This year has been so wild. I can’t even get all of the words out to describe it. For the first leg of the spring, I took a break from blogging to take care of my mental health as Covid was running rampant in my state. We are mostly contained here in N.J., thankfully, but we are also still home, still social distancing and still following guidelines to stay as safe as possible as the summer season heats up and more and more tourists come down to the shore for weeks off and weekends just a short distance from where we live.
In all, it’s still very scary to me. I put my toe back in the blog waters back in May and thought it was OK for my mental health to come back. But then the death of George Floyd and the Black Lives Matter protests around the world gave me pause again. It didn’t feel right to write anything trivial during that time, and it still feels strange to me to do it now.

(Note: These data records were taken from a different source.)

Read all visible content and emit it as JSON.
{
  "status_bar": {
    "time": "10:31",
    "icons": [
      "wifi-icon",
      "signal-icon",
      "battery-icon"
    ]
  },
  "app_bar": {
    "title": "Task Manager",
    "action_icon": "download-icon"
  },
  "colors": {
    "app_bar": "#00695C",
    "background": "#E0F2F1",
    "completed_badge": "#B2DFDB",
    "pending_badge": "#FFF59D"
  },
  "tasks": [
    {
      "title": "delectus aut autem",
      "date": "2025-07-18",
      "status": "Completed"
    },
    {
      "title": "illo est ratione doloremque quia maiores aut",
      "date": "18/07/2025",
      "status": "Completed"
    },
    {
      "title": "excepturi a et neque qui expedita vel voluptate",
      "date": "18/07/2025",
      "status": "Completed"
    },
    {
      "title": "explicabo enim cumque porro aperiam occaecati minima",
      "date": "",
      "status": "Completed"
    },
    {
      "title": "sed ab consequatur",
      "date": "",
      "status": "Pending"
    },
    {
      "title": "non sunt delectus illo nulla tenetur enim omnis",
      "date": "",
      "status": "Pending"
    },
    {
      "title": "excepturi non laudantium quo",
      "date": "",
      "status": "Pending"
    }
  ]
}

I did attend one protest in my area early last month, but decided it was best I stayed home to do as much work as I could here to support the folks on the ground. For non-BIPOC, the most important work you can do is internal — you cannot be useful to the movement until you reckon with yourself — your own biases (unconscious or conscious), your privilege, and the systems that you’ve benefitted from (whether you knew it or not). It takes work, and this is a long-haul. Stay focused, be patient, and listen.
One of the many things I found so helpful was this resource from the University of Minnesota. You can find essential reading for racial justice here FOR FREE.
There are countless Instagram accounts with folks who have been on the ground and doing the work to educate about racism in America. If you can, donate to accounts that are providing this free education, because it can be incredibly exhausting and time consuming.
In addition to re-education, a more conscious effort to consume content from someone other than white cis men and women is imperative. Our feeds can so easily become homogenous, but a quick search for BIPOC creators in the industries you follow on social media will tell you that the real world is actually very different than perhaps what your feed is showing you. Amplify those accounts, read those blogs, take in new perspectives.
Black Lives Matter. Black creators matter. Black content matters.
With all of that said, I am back here writing again until I need a break. Breaks are OK. Taking care is OK. And being vocal about your mental health is OK. If you are feeling overwhelmed by 2020, I am with you. Take a pause if you must.